Look through the entries and report how many lines include the word "image". Give the number alone.

──────────

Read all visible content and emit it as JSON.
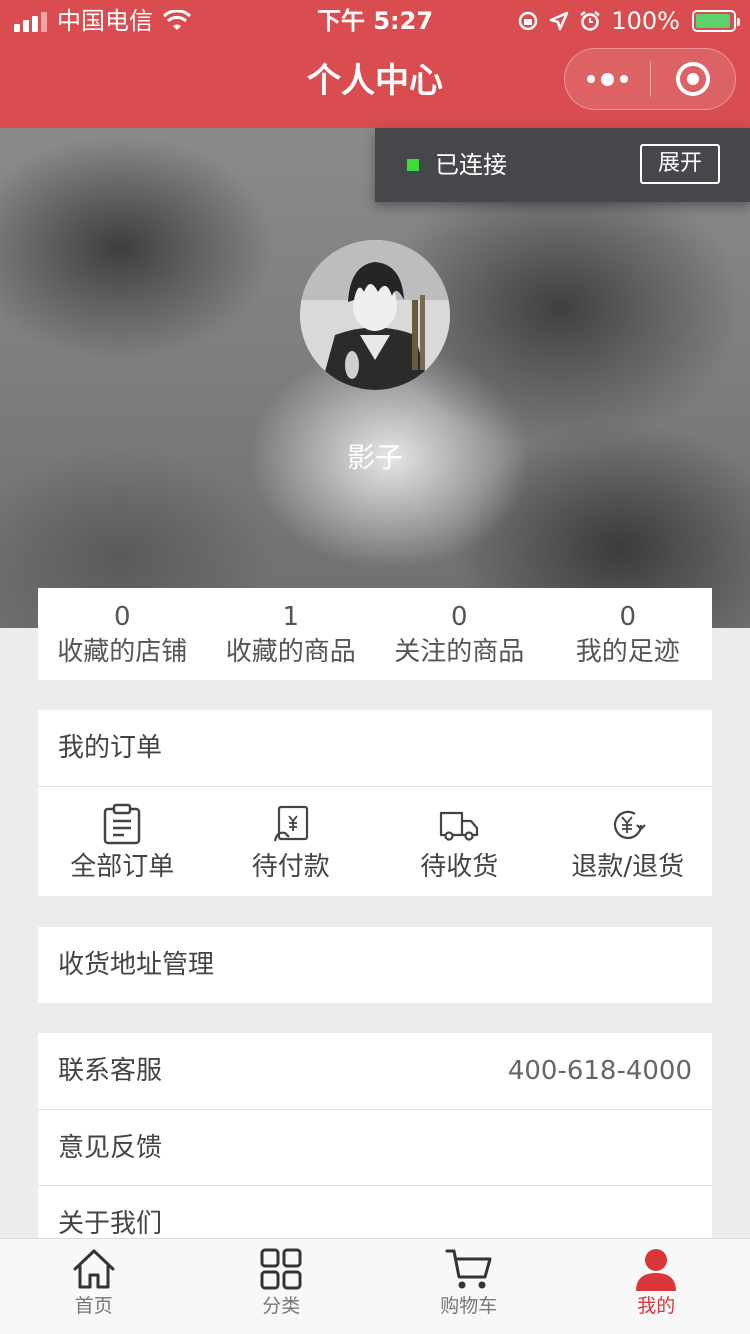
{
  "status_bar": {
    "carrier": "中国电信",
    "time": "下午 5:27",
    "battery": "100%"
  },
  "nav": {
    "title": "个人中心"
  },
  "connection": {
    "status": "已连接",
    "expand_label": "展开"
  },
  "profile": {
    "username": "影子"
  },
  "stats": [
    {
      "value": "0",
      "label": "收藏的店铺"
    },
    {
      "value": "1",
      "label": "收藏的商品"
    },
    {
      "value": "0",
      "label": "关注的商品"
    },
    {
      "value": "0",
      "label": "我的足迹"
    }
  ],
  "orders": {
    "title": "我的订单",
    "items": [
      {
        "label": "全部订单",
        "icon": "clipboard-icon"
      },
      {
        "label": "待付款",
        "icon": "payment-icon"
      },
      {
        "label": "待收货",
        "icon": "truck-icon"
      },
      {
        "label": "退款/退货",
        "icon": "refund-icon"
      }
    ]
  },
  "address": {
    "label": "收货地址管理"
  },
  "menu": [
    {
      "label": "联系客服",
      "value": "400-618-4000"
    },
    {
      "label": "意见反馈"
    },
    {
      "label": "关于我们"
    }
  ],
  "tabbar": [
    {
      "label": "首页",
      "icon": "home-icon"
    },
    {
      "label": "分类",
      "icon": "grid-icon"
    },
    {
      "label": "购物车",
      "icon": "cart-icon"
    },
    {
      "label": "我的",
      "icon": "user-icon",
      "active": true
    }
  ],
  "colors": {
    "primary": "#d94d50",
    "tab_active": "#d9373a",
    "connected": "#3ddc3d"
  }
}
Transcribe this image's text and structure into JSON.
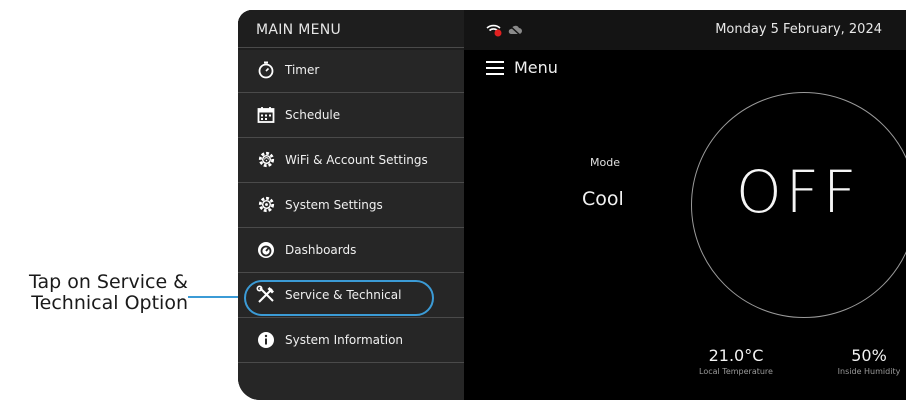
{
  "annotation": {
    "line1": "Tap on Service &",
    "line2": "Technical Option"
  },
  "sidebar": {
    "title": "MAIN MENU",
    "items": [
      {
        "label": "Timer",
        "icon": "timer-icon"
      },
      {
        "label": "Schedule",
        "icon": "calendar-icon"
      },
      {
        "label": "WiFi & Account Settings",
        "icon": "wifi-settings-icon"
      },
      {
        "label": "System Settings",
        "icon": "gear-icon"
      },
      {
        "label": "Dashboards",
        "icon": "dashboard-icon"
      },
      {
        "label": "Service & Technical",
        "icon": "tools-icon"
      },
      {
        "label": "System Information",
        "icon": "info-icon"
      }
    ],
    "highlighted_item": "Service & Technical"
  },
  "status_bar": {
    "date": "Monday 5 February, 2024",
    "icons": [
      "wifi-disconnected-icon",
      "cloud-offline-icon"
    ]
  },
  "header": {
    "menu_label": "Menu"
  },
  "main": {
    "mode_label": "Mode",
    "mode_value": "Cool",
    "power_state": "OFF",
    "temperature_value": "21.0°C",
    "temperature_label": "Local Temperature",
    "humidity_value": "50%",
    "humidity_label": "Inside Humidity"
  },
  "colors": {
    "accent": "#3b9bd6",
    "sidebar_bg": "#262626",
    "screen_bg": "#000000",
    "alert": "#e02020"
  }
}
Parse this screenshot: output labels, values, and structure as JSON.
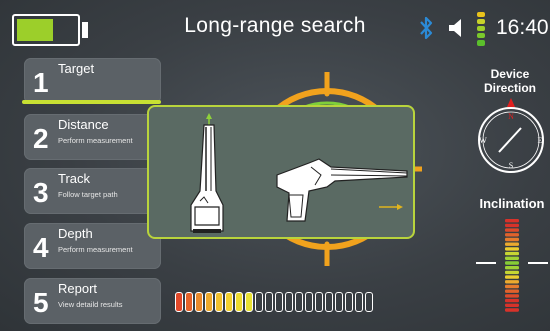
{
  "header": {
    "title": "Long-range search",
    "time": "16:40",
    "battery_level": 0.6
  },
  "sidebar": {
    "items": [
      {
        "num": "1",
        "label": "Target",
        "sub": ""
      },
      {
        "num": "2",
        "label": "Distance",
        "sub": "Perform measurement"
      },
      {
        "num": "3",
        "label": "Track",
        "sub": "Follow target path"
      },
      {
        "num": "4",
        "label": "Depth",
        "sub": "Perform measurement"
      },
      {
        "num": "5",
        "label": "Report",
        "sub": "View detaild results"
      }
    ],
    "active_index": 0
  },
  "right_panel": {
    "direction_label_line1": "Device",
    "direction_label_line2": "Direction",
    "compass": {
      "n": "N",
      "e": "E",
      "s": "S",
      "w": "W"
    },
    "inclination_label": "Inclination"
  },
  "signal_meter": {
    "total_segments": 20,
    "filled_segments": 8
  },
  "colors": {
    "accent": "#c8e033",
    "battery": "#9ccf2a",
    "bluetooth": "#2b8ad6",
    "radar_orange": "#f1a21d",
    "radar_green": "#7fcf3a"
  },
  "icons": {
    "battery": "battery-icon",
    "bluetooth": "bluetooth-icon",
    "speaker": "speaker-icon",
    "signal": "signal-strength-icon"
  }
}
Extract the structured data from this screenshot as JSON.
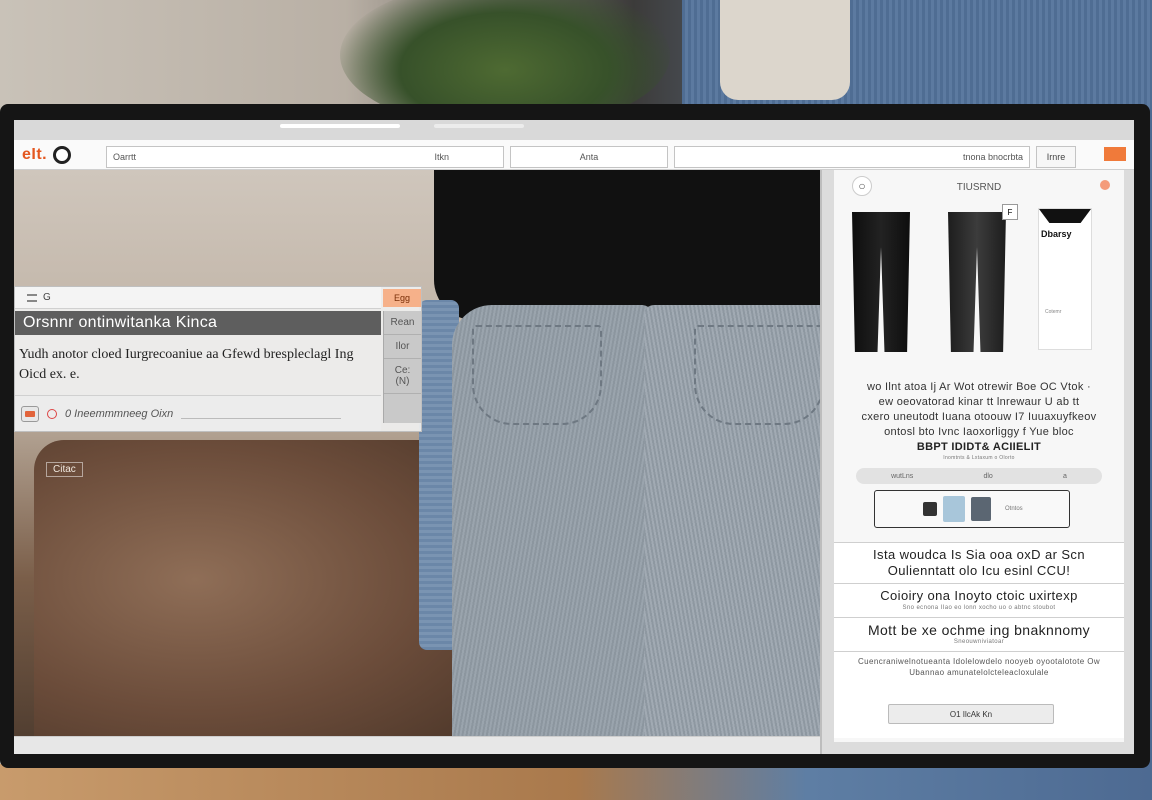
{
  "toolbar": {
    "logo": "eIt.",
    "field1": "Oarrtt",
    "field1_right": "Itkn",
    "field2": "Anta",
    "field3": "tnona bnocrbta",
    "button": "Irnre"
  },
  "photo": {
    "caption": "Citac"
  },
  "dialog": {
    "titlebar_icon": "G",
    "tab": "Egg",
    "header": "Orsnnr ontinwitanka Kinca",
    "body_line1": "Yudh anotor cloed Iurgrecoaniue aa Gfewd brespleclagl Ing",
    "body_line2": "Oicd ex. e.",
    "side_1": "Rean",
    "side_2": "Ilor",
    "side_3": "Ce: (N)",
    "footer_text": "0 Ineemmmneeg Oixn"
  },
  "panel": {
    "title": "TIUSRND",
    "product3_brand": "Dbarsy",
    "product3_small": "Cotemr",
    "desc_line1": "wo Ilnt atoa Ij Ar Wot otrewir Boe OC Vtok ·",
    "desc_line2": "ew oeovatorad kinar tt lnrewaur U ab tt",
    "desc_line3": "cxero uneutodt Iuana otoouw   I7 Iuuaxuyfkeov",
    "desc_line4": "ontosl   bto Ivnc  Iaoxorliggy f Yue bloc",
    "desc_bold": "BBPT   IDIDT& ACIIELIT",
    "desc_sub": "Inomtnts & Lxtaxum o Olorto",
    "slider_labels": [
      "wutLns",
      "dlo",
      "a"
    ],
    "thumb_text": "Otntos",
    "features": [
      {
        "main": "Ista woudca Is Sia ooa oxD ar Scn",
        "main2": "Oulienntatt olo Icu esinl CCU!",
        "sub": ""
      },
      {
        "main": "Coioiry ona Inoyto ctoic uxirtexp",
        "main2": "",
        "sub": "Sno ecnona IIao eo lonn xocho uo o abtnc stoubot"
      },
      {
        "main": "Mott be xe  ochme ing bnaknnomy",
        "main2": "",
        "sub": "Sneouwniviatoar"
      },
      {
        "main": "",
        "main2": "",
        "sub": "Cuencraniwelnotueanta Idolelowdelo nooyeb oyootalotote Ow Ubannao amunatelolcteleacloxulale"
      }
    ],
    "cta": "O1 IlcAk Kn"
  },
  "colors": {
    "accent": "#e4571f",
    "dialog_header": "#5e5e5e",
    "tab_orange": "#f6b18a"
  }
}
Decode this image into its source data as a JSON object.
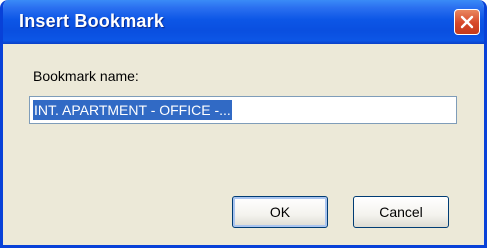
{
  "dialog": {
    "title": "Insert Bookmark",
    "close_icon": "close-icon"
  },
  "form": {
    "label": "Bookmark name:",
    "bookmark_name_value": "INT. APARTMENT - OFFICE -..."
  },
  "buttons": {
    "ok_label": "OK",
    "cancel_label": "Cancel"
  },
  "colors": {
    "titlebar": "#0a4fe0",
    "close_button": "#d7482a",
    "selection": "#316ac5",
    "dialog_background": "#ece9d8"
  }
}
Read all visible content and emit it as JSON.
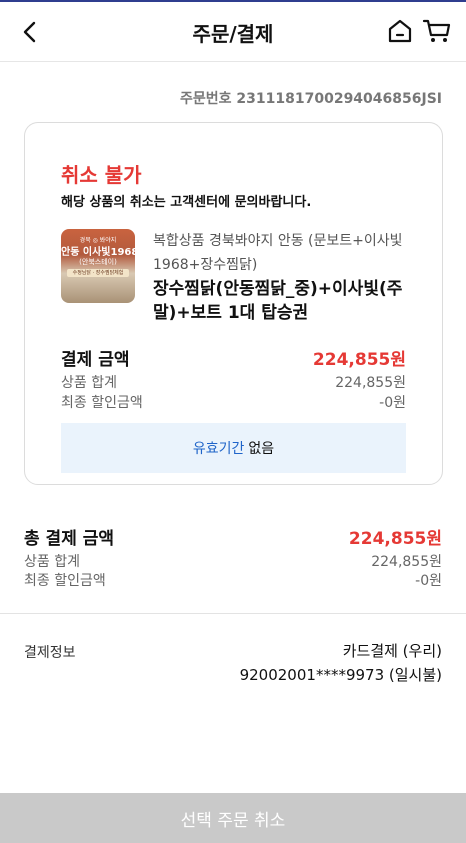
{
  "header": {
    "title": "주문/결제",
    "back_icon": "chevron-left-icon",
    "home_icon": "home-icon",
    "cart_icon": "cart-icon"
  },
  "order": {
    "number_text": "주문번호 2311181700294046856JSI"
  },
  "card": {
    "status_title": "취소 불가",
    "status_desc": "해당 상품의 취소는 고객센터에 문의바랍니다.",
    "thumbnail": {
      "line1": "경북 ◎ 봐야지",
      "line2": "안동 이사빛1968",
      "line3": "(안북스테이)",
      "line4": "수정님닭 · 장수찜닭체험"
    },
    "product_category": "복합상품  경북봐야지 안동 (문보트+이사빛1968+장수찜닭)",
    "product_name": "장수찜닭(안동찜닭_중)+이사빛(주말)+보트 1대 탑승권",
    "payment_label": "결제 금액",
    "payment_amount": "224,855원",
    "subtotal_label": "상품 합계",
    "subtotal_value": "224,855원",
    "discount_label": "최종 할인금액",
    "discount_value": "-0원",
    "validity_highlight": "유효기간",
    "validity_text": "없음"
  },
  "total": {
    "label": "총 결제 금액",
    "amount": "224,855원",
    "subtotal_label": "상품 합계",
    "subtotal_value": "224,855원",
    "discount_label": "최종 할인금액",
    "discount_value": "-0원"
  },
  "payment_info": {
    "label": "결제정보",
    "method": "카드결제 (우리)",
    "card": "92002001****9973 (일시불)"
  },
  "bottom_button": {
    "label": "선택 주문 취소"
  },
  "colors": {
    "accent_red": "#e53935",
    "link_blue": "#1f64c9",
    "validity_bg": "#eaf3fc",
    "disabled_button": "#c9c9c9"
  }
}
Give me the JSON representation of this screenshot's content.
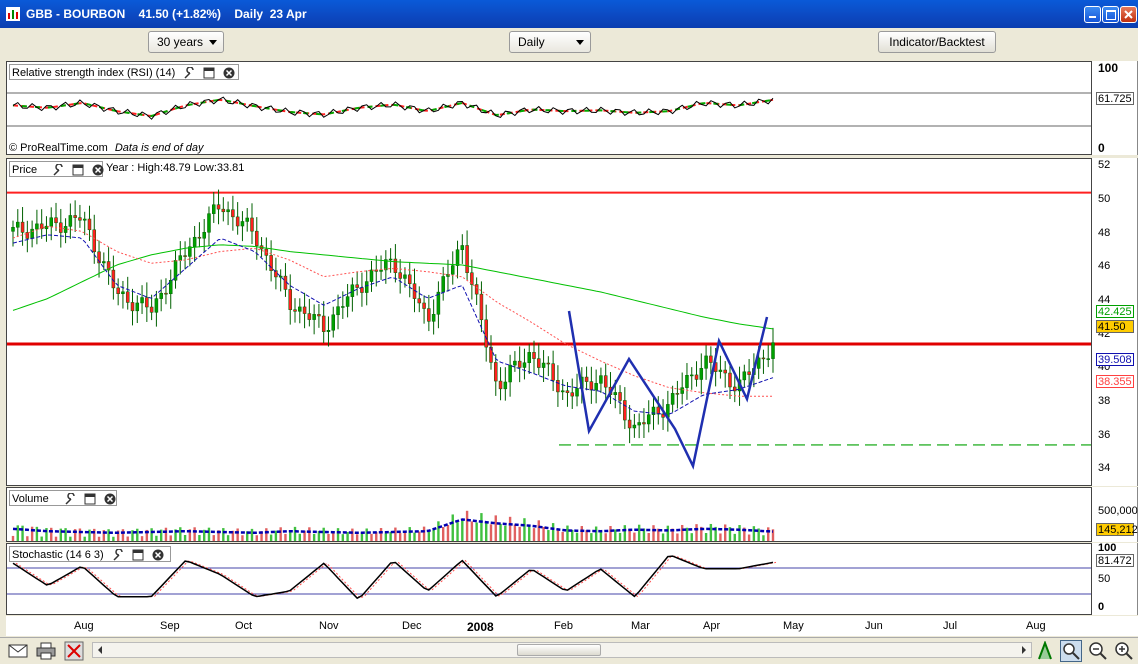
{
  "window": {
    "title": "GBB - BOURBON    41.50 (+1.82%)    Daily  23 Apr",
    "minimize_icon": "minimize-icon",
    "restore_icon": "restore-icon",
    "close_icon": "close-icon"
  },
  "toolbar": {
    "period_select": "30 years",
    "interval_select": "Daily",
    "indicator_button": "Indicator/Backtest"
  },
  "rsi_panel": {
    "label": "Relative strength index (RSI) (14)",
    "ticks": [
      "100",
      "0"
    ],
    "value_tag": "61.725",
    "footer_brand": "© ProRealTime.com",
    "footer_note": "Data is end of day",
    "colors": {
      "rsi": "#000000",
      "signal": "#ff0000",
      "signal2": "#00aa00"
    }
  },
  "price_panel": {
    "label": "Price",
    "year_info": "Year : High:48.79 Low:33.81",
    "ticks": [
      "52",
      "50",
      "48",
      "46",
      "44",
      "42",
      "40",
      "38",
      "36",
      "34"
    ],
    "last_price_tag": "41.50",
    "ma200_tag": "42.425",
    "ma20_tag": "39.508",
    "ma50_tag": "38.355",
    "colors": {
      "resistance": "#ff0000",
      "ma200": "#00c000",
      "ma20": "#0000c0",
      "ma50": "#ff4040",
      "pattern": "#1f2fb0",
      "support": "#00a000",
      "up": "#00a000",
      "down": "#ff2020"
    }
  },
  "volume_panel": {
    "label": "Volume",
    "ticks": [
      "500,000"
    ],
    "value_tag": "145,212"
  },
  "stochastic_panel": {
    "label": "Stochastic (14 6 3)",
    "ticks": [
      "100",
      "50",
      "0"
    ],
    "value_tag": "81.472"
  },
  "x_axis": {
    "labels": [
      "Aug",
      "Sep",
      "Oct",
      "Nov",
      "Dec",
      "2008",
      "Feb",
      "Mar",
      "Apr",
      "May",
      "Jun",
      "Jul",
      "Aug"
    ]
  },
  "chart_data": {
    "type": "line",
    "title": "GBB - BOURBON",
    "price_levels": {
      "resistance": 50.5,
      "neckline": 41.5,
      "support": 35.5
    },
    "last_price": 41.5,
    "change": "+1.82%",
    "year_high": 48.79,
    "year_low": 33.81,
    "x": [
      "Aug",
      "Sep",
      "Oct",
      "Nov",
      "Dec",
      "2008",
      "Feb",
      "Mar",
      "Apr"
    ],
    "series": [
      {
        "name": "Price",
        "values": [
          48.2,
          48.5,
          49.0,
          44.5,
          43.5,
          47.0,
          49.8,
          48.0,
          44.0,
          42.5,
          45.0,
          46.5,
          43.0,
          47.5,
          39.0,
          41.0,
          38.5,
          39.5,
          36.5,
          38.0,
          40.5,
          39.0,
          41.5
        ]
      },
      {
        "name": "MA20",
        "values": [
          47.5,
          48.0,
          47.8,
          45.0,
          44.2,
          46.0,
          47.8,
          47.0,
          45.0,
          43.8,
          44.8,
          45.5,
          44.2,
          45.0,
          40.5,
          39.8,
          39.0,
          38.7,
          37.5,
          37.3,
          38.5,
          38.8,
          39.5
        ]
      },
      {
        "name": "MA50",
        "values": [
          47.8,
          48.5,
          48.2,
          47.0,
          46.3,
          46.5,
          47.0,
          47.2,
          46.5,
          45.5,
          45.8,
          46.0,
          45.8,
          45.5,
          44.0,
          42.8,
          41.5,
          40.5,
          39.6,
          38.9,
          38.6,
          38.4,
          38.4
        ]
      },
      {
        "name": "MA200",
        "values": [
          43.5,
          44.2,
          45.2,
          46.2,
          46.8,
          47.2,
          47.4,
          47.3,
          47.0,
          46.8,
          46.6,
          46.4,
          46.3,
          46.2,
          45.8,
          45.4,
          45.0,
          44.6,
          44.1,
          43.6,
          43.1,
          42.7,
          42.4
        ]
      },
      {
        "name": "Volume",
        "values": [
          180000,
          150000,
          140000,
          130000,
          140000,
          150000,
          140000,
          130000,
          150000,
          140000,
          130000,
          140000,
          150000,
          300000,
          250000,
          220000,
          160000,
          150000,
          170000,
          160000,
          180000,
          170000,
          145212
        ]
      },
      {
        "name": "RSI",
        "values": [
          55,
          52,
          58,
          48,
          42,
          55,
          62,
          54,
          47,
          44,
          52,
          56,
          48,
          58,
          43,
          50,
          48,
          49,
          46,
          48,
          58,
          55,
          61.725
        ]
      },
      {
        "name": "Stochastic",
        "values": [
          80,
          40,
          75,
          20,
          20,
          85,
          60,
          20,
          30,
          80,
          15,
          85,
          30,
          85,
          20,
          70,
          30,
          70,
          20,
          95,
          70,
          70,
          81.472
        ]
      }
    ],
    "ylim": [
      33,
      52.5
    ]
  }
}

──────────

#### [Response area]
2